Witi Ihimaera was also honoured with the premiere Māori arts award Te Tohutiketike a Te Waka Toi at the 2009 Creative New Zealand Te Waka Toi Awards. Ihimaera joined a luminary list of past recipients of Te Tohutiketike a Te Waka Toi including Sir Howard Morrison, Dame Iritana Tawhiwhirangi and the late renowned master carver Pakariki Harrison and esteemed weaver Diggeress Te Kanawa. The premiere award acknowledges the work of individuals who are exemplary in their chosen field of artistic endeavour. Witi Ihimaera will receive this award at a ceremony at his home marae, Rongopai, in January 2010. Ihimaera made the following acknowledgement, 'To be given Maoridom's highest cultural award, well, it's recognition of the iwi.
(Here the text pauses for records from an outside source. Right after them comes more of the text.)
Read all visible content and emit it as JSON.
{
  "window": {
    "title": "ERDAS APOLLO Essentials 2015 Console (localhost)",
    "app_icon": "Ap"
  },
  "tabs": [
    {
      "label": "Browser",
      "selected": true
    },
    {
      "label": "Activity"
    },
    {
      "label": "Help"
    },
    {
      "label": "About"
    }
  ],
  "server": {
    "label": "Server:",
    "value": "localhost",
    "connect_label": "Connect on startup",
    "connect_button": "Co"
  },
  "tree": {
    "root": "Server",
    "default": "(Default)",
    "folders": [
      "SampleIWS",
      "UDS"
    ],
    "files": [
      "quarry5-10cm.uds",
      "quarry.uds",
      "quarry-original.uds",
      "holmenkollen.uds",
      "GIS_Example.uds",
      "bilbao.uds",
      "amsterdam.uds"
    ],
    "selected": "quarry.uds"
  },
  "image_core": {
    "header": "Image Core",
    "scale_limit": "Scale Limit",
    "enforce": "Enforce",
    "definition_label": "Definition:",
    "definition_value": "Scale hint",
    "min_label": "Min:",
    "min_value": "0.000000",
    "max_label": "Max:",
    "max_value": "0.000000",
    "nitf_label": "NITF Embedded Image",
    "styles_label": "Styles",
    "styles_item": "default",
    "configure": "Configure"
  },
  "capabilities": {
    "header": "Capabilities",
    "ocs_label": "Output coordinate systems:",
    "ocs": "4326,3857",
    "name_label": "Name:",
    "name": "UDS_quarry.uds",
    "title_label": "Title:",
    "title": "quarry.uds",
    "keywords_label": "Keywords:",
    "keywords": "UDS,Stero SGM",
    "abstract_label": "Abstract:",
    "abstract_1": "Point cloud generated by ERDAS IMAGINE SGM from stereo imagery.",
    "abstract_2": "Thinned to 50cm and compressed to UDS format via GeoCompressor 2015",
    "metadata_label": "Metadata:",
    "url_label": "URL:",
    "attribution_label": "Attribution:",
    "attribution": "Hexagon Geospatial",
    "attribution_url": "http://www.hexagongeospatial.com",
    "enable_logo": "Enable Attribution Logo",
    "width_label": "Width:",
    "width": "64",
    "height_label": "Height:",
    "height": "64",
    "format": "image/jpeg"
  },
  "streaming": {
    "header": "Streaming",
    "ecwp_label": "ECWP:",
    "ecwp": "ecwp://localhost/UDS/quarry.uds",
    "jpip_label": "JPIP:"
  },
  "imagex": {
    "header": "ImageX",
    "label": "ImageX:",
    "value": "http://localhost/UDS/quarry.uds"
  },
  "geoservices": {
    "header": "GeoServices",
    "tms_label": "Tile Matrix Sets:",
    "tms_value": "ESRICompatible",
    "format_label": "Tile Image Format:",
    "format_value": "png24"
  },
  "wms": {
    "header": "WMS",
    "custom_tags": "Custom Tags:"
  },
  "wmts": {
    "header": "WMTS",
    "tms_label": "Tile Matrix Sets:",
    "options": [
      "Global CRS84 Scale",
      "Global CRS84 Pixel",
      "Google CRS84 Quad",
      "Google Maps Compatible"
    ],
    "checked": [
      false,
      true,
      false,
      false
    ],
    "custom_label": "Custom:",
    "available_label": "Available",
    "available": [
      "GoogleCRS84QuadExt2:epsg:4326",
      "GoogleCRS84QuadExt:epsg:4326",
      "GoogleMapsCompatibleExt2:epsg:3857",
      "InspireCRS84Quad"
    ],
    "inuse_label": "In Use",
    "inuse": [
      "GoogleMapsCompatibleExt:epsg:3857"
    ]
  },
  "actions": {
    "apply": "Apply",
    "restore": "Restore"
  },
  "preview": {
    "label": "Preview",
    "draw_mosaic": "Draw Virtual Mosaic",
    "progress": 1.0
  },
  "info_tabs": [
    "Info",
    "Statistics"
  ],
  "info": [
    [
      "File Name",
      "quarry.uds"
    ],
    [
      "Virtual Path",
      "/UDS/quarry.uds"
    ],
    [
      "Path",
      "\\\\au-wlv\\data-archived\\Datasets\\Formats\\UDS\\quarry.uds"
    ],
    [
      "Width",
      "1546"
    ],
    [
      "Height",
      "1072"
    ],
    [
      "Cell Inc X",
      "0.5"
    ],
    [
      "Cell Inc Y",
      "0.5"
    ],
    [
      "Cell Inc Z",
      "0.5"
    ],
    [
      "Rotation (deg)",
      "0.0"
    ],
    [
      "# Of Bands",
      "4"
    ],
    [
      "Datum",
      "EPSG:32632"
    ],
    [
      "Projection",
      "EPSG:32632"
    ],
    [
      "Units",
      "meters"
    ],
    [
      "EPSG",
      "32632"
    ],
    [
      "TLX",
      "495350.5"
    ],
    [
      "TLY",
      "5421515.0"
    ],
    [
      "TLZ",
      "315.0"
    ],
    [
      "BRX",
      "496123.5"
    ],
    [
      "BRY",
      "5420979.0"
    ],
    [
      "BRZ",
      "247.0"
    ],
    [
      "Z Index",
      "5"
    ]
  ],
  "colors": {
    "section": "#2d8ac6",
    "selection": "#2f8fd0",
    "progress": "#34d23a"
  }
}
Without them, I would have nothing to write about and there would be no Ihimaera. So this award is for all those ancestors who have made us all the people we are. It is also for the generations to come, to show them that even when you aren't looking, destiny has a job for you to do.'
The fourth edition of Nights in the Garden of Spain was published by Raupo in 2010. Witi Ihimaera was interviewed by Selina Tusitala Marsh in the anthology, Words Chosen Carefully, edited by Siobhan Harvey (Cape Catley Ltd, 2010).
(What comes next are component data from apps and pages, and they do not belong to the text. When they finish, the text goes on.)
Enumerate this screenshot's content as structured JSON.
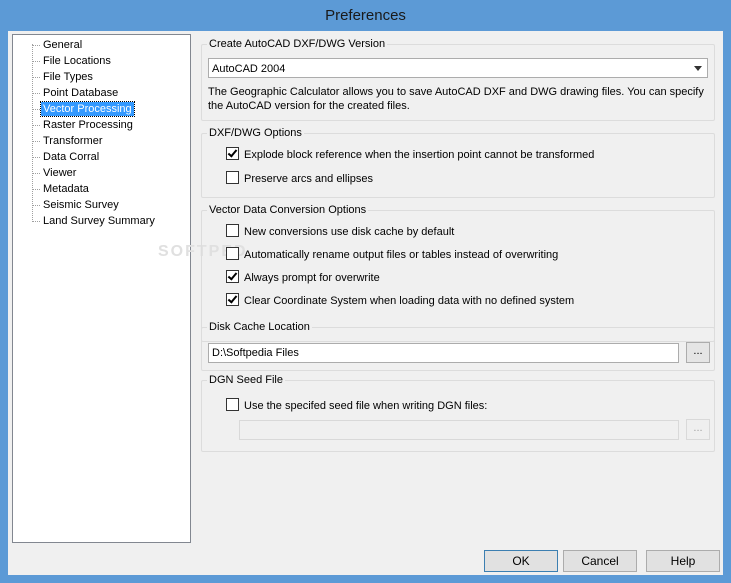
{
  "window": {
    "title": "Preferences"
  },
  "tree": {
    "items": [
      "General",
      "File Locations",
      "File Types",
      "Point Database",
      "Vector Processing",
      "Raster Processing",
      "Transformer",
      "Data Corral",
      "Viewer",
      "Metadata",
      "Seismic Survey",
      "Land Survey Summary"
    ],
    "selected": "Vector Processing",
    "watermark": "SOFTPED"
  },
  "autocad": {
    "title": "Create AutoCAD DXF/DWG Version",
    "selected_version": "AutoCAD 2004",
    "description": "The Geographic Calculator allows you to save AutoCAD DXF and DWG drawing files.  You can specify the AutoCAD version for the created files."
  },
  "dxf_options": {
    "title": "DXF/DWG Options",
    "explode_label": "Explode block reference when the insertion point cannot be transformed",
    "explode_checked": true,
    "arcs_label": "Preserve arcs and ellipses",
    "arcs_checked": false
  },
  "vector_options": {
    "title": "Vector Data Conversion Options",
    "disk_cache_label": "New conversions use disk cache by default",
    "disk_cache_checked": false,
    "rename_label": "Automatically rename output files or tables instead of overwriting",
    "rename_checked": false,
    "prompt_label": "Always prompt for overwrite",
    "prompt_checked": true,
    "clear_cs_label": "Clear Coordinate System when loading data with no defined system",
    "clear_cs_checked": true
  },
  "disk_cache": {
    "title": "Disk Cache Location",
    "path": "D:\\Softpedia Files",
    "browse_label": "..."
  },
  "dgn_seed": {
    "title": "DGN Seed File",
    "use_label": "Use the specifed seed file when writing DGN files:",
    "use_checked": false,
    "path": "",
    "browse_label": "..."
  },
  "buttons": {
    "ok": "OK",
    "cancel": "Cancel",
    "help": "Help"
  }
}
Witi Ihimaera’s twelfth novel The Parihaka Woman was published by Random House in 2011.
The Thrill of Falling, a collection of short stories, was published by Random House in 2012. In these stories Ihimaera continues his exploration of the novella and the long story begun in Ask The Posts of the House (2007) with a new set of intriguing narratives: urban fiction in 'Maggie Dawn'; contemporary comedy in 'We'll Always Have Paris'; the science fiction novella in 'Purity of Ice'; the new genre of conservation fiction in 'Orbis Terrarium'; the different ways of telling history in the title story; and an adaptation into novella, 'One More Night', of Albert Belz's play Whero's New Net, which itself was adapted from stories in Ihimaera's second short story collection, The New Net Goes Fishing (1976).
In late 2014 Witi Ihimaera released the first volume of his memoirs, Māori Boy: A Memoir of Childhood (Random House NZ). It is the first instalment of a journey through Witi Ihimaera’s life, covering his formative years until the age of fifteen.
During an interview aired on Radio New Zealand National, Witi Ihimaera said that he 'had to bite the bullet and take off the veil' when writing memoirs, as the story was not only his but rather one shared by his community. He states, 'It's not just about me. It's about this valley, it's about a Māori story that draws its inspiration from oral traditions. It's about what we were like in the 1940s and 1950s.'
Māori Boy: A Memoir of Childhood was shortlisted for the 2016 Ockham New Zealand Book Awards.
- Witi Ihimaera interviewed by Kim Hill on Radio New Zealand National
- Witi Ihimaera’s bibliography in the Auckland University Library's New Zealand Literature File
- Witi Ihimaera features in the Christchurch City Libraries interviews with NZ Children's Authors
- Witi Ihimaera on the Fantastic Fiction site
- Witi Ihimaera in an Auckland Herald feature article
- Witi Ihimaera on the Arts Foundation site
- Book Council Review of Reviews: The Parihaka Woman